What happens at a Grange meeting?
A Grange meeting might seem intimidating, before you check one out yourself, because it seems a little mysterious and full of “Grange Ritual”. Let’s describe a bit of what goes on, to take away the mystery.
We do have a ritual opening and closing process, adapted by our Community Grange a few years ago to be a little more stream-lined than the ritual outlined in the Grange manual. Our Opening serves as a formal introduction to the “work of the day”–the agenda of reports and discussions which all Community Granges are expected to go through. It always includes singing—of the National Anthem or an alternative, and of an opening song chosen by our Grange Musician. Singing together is one of the fun parts! The opening also inlcudes a performance of the “Grange Salutation” which reminds us of the ideals that Grange Members are to live by—Faith, Hope, Charity and Fidelity.
Next, we start work on the agenda, which includes reports on Agriculture and Legislative matters. In our Grange, which does not currently include any active farmers, but does include many with an interest in locally-grown food and the localvore movement, the Agriculture report often includes discussions of farmers’ markets, schools supplying themselves with local foods, and ways that people can preserve food for off-season storage, climate change, state and national food polices, and so on. The Legislative report follows the health-care system debates in Vermont, the “hot issues” on the legislative table, the actions of the Governor, and describes the internal workings of the political system.
We also have a report on Health Concerns from a working nurse about issues she sees in her practice with Central VT Home Health & Hospice, and in her reading about health-care. We hear from our Secretary, who is also VT State Grange Chair for Home Economics, about upcoming knitting and sewing contests, or the annual baking contest.
We have a report on the Hall, which is such a large part of our activities, as well of our expenses. We talk about problems that need addressing, and about plans for the future improvement of the Hall. This responsibility is shared with the “Friends of the Capital City Grange Hall”, which was set up to focus on Hall projects and ways to fund them.
Every meeting includes a Treasurer’s report, which lets us know how the Grange’s bank accounts are doing, what the prospects are for rental income, and upcoming expenses. Members have the opportunity to question the Treasurer about details, and financial decisions being taken, before the report is accepted by the membership.
“Suggestions for the Good of the Order” is a regular item of discussion, as we continue to figure out how to be a Grange in the 21st century. We are in a Grange Hall which is not a central meeting place for a farm community, but is rather on the outskirts of a (small) state capital. We draw hundreds of people from long distances to use our community Hall as a meeting place, dance hall and performance space. We work on building our relationship with the Town of Berlin, for which we serve as a vital meeting-place for Town residents, families, and organizations. The Town itself also holds public hearings and meetings in our Hall.

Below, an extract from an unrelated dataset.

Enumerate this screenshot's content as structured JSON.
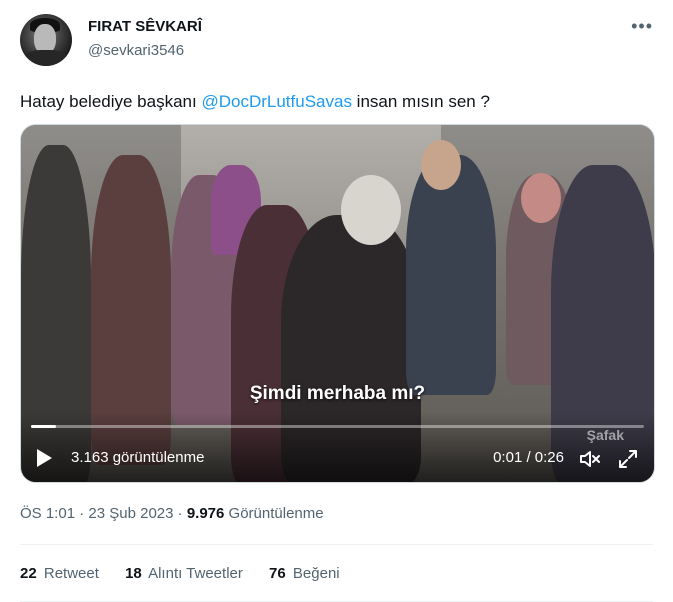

During the meeting, members who are present may suggest a motion to commit the Grange to a project, express an opinion, send a letter or make a contribution. Members are given the opportunity to discuss all aspects, before the Grange votes for or against the resolution. Grange meetings are run on Roberts’ Rules of Order, and are designed as a forum for civil discussion and debate, in which all can have their say and be equal in decision-making. We’re happy to support projects when there is someone who cares to follow through on the outcome, so bring your ideas!
Each meeting also asks if any Grange members are “sick or in distress”, and if so, may direct Flora (one of the 3 Graces) to send a card, fruit and/or flowers. Or someone may volunteer to visit and help out.
After completing the agenda, the meeting closes with a little more ritual. It always includes a closing song in which all can join, and the Grange Salutation affirming our commitment to Faith, Hope, Charity and Fidelity.
At our Grange, the Closing is followed by a re-arrangement of the Hall in preparation for a “Program” starting about 5:30. These are arranged by the “Lecturer” of the Grange, and are designed provide information and entertainment for Grange members. They may include showing a film or video, or a lecture or other presentation by an expert in some field, or a baking contest—every year the Grange sponsors one. Programs have included discussions about health insurance changes, proposed amendments to counteract the Supreme Court’s “Citizens United” decision, changes to the Bottle Bill, showing of the film on the building of the Grange Hall, sing-alongs, and many more. We welcome anyone who is interested—like all Grange activities, the Programs are free and open to the public–no passwords are required.
Following the Program, we set up chairs and tables in the Hall (on protective floor covering mats) for a potluck dinner. Of all the traditions of the Grange, few are more sincerely enjoyed than potluck dinners where members and friends share their favorite dishes! We use the dishes and silverware from the Hall’s cabinets, and all pitch in on cleaning up and washing dishes afterward.
Meetings are held on the first Saturday of each month except July and August—with occasional changes to the 3rd Saturday to avoid conflicts with holiday weekends and other competing events. Meetings are posted on the Calendar page of this CCG website: www.capitalcitygrange.org/events. We hope you’ll join us for a meeting, and then join us as a Grange member!